Though his most notable work has been with British filmmakers, cinematographer Sean Bobbitt is Texas born and bred, coming from Corpus Christi. He started his career in film as a news gatherer for documentaries before transitioning into narrative movies. This background, however, meant that Bobbitt was tailor-made for independent film, used as he was to working on a shoestring budget and with less than optimal equipment and crew, which made him very attractive to burgeoning directors like Andrea Arnold (American Honey) and Steve McQueen (12 Years a Slave), who made their first short films with Bobbitt behind the camera.
In the case of McQueen, the two got on so well that when the director made the leap into feature films, he took the cinematographer with him. To date Bobbitt has shot every one of McQueen’s features – Hunger, Shame, and 12 Years a Slave – as well as half-a-dozen shorts. Bobbitt’s economical, intimate cinematography has enhanced and augmented McQueen’s aesthetic to the point the two men’s visions are practically inseparable, they operate like two halves of the same cinematic mind, one conjuring story and the other realizing it.
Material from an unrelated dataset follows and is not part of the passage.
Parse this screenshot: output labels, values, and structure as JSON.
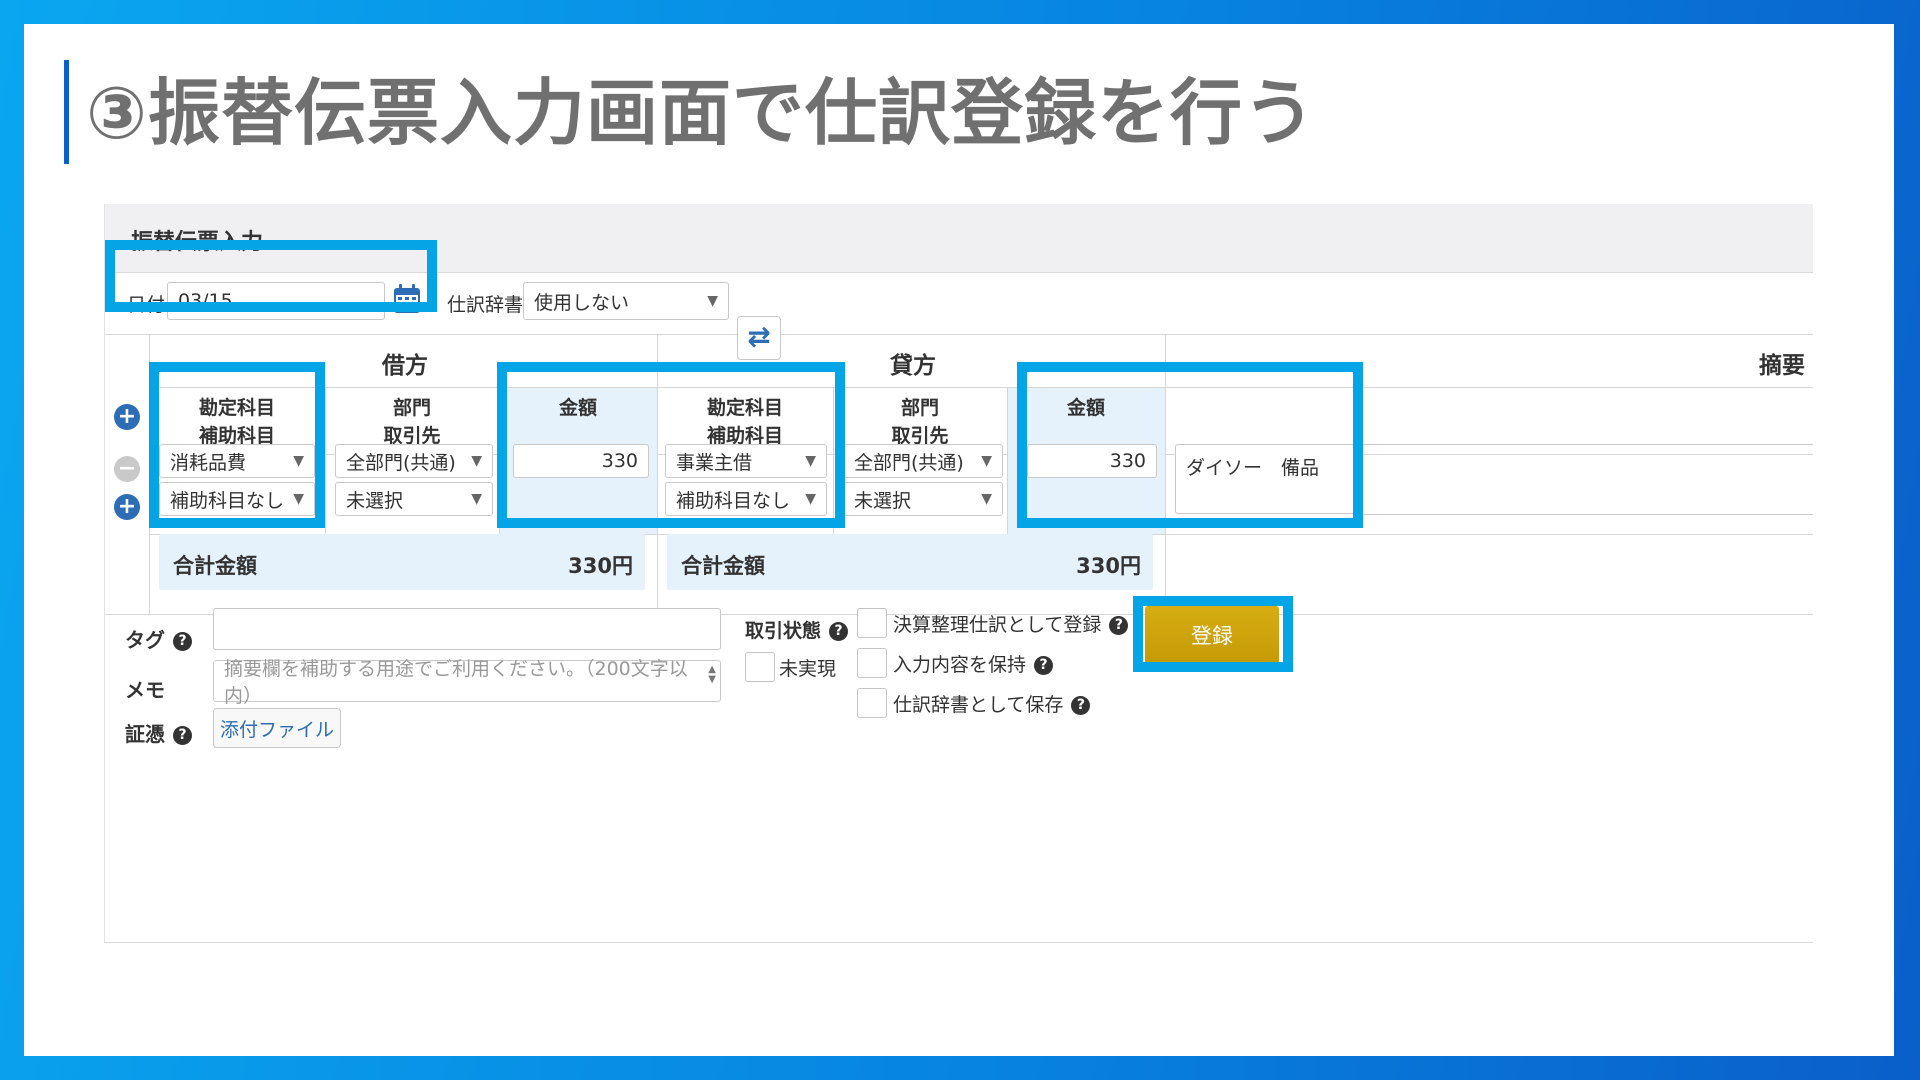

And as McQueen’s reputation has grown, so too has Bobbitt’s. He’s worked with Derek Cianfrance (The Place Beyond the Pines), Neil Jordan (Byzantium), Spike Lee (Old Boy), Barry Levinson (Rock the Kasbah), Mira Nair (Queen of Katwe), and David Gordon Green (upcoming Stronger), all of whom have selected Bobbitt for his ability to blend verisimilitude with cinematic grace, to depict the real as both real and fantastic, stark and lush, and thus achingly emotive.
In the latest Understanding Cinematography video from Sareesh Sudhakaran for wolfcrow, the style and substance of Sean Bobbitt is put under the microscope, discovering how his early forays in the industry informed his later efforts, and how he creates such distinct filmic worlds that feel plucked from our own.